Please do read December’s Letter to remind yourself of the large menu of economic and high taxation woes in the 1970s and 1980s. I started ASAM in early 1975 right after the worst UK stockmarket falls since the Great Depression in the 1930s. I met Douglas in 1978 as economic chaos continued. It was on his 60th birthday in 1981 that he asked to become a client. His brief was that I should help him plan for retirement and “look after Nan and I in our golden years.” (His actual words).
His beloved Nan sadly passed away in May, and Douglas at 97 who had looked after her loyally 24/7, through the last five or six years when her Dementia worsened, fell ill and died just after Christmas. We at ASAM looked after their finances for nigh on 38 years. When I asked Douglas only a couple of years ago if he’d prepare a testimonial for us he wrote the following, which touched us all, and which was only removed from our website on his death. We have his family’s permission to quote his words and tell his story….
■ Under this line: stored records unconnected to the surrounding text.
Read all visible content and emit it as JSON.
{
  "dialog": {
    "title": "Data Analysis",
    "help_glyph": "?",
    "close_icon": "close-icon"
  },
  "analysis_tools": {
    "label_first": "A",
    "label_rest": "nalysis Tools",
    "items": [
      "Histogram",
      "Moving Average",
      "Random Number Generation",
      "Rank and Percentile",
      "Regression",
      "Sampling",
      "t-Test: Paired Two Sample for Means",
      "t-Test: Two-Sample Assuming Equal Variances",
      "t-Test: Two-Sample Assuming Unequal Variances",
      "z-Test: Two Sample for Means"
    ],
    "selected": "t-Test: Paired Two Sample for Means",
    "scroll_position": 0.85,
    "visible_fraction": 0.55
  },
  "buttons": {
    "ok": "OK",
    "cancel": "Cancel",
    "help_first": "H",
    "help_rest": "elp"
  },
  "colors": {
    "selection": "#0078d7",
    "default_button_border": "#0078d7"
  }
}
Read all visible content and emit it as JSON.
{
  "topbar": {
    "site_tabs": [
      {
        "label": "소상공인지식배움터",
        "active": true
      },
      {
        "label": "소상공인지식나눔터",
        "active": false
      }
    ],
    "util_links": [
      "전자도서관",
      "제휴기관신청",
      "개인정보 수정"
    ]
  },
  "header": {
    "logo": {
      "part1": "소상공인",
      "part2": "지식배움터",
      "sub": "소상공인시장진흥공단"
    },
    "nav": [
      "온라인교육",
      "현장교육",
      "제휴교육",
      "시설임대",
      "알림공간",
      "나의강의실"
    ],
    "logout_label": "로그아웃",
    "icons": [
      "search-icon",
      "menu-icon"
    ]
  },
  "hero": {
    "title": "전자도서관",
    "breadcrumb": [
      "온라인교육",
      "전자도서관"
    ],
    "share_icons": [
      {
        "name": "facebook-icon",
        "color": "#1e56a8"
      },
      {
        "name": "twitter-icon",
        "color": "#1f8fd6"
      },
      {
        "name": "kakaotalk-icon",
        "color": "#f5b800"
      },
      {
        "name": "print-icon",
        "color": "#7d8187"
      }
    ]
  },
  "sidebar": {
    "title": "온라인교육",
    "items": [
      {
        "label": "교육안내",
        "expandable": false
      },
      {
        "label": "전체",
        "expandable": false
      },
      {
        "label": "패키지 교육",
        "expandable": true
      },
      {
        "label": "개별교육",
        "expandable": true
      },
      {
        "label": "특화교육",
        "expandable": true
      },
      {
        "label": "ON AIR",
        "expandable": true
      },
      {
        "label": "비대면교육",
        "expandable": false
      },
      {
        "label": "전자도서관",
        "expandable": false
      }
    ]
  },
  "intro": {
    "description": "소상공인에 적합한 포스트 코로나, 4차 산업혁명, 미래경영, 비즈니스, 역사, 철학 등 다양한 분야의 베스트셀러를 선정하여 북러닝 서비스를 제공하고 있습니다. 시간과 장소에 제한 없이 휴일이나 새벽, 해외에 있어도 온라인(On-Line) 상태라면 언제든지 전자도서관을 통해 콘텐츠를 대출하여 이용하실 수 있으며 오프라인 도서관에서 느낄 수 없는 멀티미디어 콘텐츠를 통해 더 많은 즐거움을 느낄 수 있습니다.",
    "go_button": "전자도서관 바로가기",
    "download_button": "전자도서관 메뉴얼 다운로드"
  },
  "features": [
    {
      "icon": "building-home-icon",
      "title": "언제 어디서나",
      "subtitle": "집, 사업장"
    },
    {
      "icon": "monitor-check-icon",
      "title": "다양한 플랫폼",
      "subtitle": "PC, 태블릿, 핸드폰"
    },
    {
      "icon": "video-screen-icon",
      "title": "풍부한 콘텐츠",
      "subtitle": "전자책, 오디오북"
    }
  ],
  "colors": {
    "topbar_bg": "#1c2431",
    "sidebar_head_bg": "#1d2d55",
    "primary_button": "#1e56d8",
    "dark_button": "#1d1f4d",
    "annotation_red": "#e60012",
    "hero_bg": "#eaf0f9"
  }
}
“I always say that apart from the day I met the girl who became my wife, the luckiest day of my life was the day I was introduced to Alan Steel. Now that my wife and I are the wrong side of 90 the great advice from ASAM, initially on investment growth, and then on income, gives us a quality in retirement many dream of but few manage”
….. D Snedden, Bo’ness, Scotland
When you receive accolades like this and you’re also selected to deliver a Eulogy at his funeral, you appreciate how important it is to folks like Douglas and Nan that you always deliver your best sound advice through thick and thin, and help keep them safe from the Bah Humbugs. You’ll be glad to know that we intend to continue in that vein. Do have a great year.